Activities—Encourage your loved one with dementia to do as much as they are able to do safely. Example: involve them in household chores like washing the dishes, sweeping the floor, sorting socks, or folding laundry. Play simple board games with them; take a walk in the park; go to sporting events that involve young people; talk about memories from their childhood.

 

Spiritual activities—People with dementia often still value their spiritual life and spiritual activities. Involve them as much as you are able and as much as they will tolerate. Understand there may come a point where they may get overstimulated by a lot of activity and the volume of the music and complexity of worship practices. If that happens, then the pastor can be asked to visit your loved one as a “shut-in” so their spiritual needs are met.

 

Hallucinations/delusions—A person with dementia may think that their deceased mother is still alive or may think someone took their possessions or clothes when that is not the case. Understand that is their reality.
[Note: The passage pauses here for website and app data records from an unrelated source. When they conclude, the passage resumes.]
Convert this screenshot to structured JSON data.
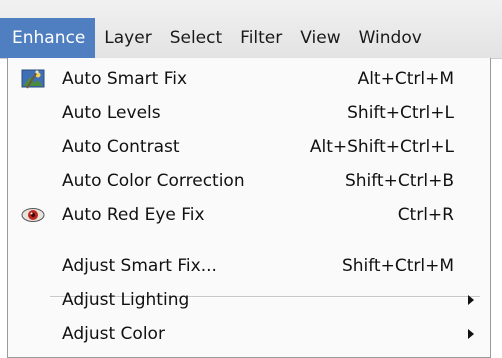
{
  "menubar": {
    "items": [
      {
        "label": "Enhance",
        "active": true
      },
      {
        "label": "Layer"
      },
      {
        "label": "Select"
      },
      {
        "label": "Filter"
      },
      {
        "label": "View"
      },
      {
        "label": "Windov"
      }
    ]
  },
  "enhance_menu": {
    "items": [
      {
        "label": "Auto Smart Fix",
        "shortcut": "Alt+Ctrl+M",
        "icon": "auto-smart-fix-icon"
      },
      {
        "label": "Auto Levels",
        "shortcut": "Shift+Ctrl+L"
      },
      {
        "label": "Auto Contrast",
        "shortcut": "Alt+Shift+Ctrl+L"
      },
      {
        "label": "Auto Color Correction",
        "shortcut": "Shift+Ctrl+B"
      },
      {
        "label": "Auto Red Eye Fix",
        "shortcut": "Ctrl+R",
        "icon": "red-eye-icon"
      },
      {
        "label": "Adjust Smart Fix...",
        "shortcut": "Shift+Ctrl+M"
      },
      {
        "label": "Adjust Lighting",
        "submenu": true
      },
      {
        "label": "Adjust Color",
        "submenu": true
      }
    ]
  },
  "colors": {
    "active_menu_bg": "#4f7fc0",
    "menu_bg": "#fafafa",
    "menubar_bg": "#e8e8e8"
  }
}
Do not argue or try to use logic. Rather, go along with the person’s belief of what they think is true. Say something like, “Your mother can’t come today…your mother is safe.” For “missing” possessions, say, “Those clothes are really important to you” or “You’re concerned about having clothes to wear. What was your favorite color dress?”

 

Addressing aggressive behavior (hitting, pushing, pinching)—Triggers for this behavior are numerous. They could be pain, lack of sleep, eyesight or hearing problems, medication side effects, change in routine, stress, fear, loss of control, etc. Determine the trigger and address it. Minimize aggressive behavior by avoiding loud noise or too much activity, and avoid sudden changes. If you have to make changes, make them gradual. Keep familiar objects around. Plan stressful activities when your loved one is well-rested. Limit choices. Pace cares (like getting dressed, bathing, eating a meal, etc.). Establish a routine. If a person believes something that is not true, agree with them and change the subject.

 

Caring for yourself—stress relief for caregivers
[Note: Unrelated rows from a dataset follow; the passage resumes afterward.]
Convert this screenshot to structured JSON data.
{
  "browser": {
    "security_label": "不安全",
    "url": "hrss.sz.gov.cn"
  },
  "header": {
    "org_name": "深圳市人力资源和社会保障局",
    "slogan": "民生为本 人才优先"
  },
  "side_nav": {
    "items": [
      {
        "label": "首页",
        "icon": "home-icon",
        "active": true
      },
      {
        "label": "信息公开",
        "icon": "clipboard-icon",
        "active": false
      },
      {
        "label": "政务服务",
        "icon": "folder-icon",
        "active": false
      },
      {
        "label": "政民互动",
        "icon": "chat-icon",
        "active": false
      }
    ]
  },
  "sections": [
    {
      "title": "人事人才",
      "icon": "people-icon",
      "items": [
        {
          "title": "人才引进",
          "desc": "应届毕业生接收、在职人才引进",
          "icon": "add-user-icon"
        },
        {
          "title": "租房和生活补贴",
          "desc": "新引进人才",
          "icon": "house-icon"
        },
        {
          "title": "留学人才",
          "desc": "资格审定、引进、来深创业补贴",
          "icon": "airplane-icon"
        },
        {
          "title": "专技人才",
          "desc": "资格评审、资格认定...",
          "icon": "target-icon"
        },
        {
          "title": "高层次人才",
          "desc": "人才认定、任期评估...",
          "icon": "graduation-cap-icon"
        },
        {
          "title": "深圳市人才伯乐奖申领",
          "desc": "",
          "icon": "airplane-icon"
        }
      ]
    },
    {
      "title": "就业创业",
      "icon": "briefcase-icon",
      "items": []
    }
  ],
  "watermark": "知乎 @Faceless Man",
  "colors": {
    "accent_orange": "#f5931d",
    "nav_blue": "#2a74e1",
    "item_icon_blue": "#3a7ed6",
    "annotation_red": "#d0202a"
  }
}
Interacting with and/or providing care for a loved one with dementia can be very stressful. Signs of caregiver stress include:

  • Irritability and impatience with your loved one
  • Sleep problems
  • A change in appetite
  • Problems with concentration
  • Withdrawal from others
  • Feelings of depression

 

How to prevent caregiver stress
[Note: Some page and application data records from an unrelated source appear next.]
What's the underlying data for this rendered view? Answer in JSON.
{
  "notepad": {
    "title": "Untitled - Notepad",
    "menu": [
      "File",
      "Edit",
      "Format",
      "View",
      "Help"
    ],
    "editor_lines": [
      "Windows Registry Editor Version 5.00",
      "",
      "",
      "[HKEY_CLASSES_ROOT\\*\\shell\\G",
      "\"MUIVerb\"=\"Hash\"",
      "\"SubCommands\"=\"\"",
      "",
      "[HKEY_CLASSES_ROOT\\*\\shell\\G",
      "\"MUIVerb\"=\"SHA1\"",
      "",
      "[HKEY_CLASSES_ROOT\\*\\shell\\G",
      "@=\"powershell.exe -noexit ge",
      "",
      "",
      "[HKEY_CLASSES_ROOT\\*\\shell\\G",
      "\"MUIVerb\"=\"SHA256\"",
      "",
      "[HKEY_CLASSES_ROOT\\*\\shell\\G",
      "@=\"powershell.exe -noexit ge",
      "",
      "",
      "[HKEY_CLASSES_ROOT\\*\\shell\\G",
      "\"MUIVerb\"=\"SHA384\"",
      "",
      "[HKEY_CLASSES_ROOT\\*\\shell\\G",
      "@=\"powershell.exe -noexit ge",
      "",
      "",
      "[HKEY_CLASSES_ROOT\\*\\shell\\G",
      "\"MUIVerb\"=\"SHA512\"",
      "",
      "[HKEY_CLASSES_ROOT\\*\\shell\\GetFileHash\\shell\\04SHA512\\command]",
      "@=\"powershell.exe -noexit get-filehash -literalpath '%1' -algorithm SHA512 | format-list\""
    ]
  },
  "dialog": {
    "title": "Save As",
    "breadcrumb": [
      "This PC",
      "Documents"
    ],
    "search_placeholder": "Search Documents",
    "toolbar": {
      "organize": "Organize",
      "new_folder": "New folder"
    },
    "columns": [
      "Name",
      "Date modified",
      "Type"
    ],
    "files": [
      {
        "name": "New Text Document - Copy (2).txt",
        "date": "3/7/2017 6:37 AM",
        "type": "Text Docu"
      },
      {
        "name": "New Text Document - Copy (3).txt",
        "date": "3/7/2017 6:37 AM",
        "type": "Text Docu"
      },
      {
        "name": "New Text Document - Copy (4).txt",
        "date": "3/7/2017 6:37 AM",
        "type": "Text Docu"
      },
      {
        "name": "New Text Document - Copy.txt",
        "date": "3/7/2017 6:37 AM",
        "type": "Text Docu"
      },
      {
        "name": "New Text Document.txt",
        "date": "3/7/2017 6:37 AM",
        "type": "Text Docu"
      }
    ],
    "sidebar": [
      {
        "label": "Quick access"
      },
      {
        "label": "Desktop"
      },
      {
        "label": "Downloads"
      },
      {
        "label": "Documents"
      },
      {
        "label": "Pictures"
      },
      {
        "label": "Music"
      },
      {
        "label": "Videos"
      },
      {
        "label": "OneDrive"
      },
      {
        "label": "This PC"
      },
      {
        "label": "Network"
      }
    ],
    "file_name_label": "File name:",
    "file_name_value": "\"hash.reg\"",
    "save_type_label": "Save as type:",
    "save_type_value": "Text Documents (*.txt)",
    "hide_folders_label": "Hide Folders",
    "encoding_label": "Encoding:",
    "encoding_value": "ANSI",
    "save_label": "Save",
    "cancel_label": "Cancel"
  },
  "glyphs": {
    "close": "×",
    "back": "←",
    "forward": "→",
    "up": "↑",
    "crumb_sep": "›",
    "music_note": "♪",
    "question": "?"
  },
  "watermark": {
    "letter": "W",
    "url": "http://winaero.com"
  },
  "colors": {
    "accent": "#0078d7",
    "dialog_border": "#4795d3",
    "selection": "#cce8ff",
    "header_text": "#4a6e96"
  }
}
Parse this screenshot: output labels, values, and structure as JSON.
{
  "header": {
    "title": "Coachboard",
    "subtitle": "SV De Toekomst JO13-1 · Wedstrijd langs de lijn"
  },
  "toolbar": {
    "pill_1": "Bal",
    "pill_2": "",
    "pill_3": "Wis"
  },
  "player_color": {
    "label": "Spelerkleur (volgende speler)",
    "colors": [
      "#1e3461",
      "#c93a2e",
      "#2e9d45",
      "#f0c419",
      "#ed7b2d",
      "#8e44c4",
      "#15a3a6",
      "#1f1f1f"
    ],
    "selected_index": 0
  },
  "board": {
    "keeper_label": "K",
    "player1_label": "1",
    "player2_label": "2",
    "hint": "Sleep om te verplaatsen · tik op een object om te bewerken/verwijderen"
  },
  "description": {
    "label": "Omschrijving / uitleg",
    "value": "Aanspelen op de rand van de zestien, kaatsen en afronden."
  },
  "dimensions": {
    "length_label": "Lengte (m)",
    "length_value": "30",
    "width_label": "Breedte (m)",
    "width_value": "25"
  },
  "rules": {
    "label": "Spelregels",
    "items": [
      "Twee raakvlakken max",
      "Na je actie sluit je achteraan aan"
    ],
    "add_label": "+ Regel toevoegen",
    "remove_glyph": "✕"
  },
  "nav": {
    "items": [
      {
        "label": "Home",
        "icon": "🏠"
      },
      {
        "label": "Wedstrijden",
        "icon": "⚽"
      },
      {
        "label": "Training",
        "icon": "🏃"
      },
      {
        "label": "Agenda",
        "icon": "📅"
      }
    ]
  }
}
  • Take time out for yourself and stay connected with others.
  • Take breaks from caregiving, even if it is only 15 minutes at a time.
  • Take a walk and make time for physical exercise.
  • Make time for family and friends. Call friends and family regularly.
  • Laugh—take time to laugh! Watch comedy shows.
  • Learn and practice relaxation techniques (deep breathing, etc.).
  • Maintain your spiritual life through regular worship, daily devotions, Bible reading, and prayer.
  • Ask for help from others—other family members can take turns with care.
  • Hire a paid service to stay with your loved one for a few hours or consider an Adult Day Care Center for day programming.

 

How to relieve stress when it does occur

  • Do deep breathing.
  • Listen to music.
  • Do visual imagery (picture a relaxing scene in your head and imagine yourself in the midst of it).
  • Practice progressive muscle relaxation.
  • Pray/read Scripture.

 

For more information on dementia and addressing concerns about dementia-related behavior:

  • The Alzheimer’s Association: alz.org or 800.272.3900
  • The National Institute on Aging: https://www.nia.nih.gov
  • Search “dementia behavior management” on the Internet

 

In closing, remember that your loved one is a person who has been created by God, but unfortunately now has dementia as a condition that is affecting their brain. Accept them as they are. Accommodate and support them knowing that they would be their old self if that were possible, but it is not. Love them, spend time with them, and assure them of your love and care—knowing that you might be where they are right now some day in the future, wanting the same love and care!

 

Thanks for caring for your loved one—one of God’s loved children!

 

If you are a caregiver and are struggling and would like to talk with a counselor, call us at 800.438.1772 or click here to request an appointment. May God bless you for the important caregiving work that you do!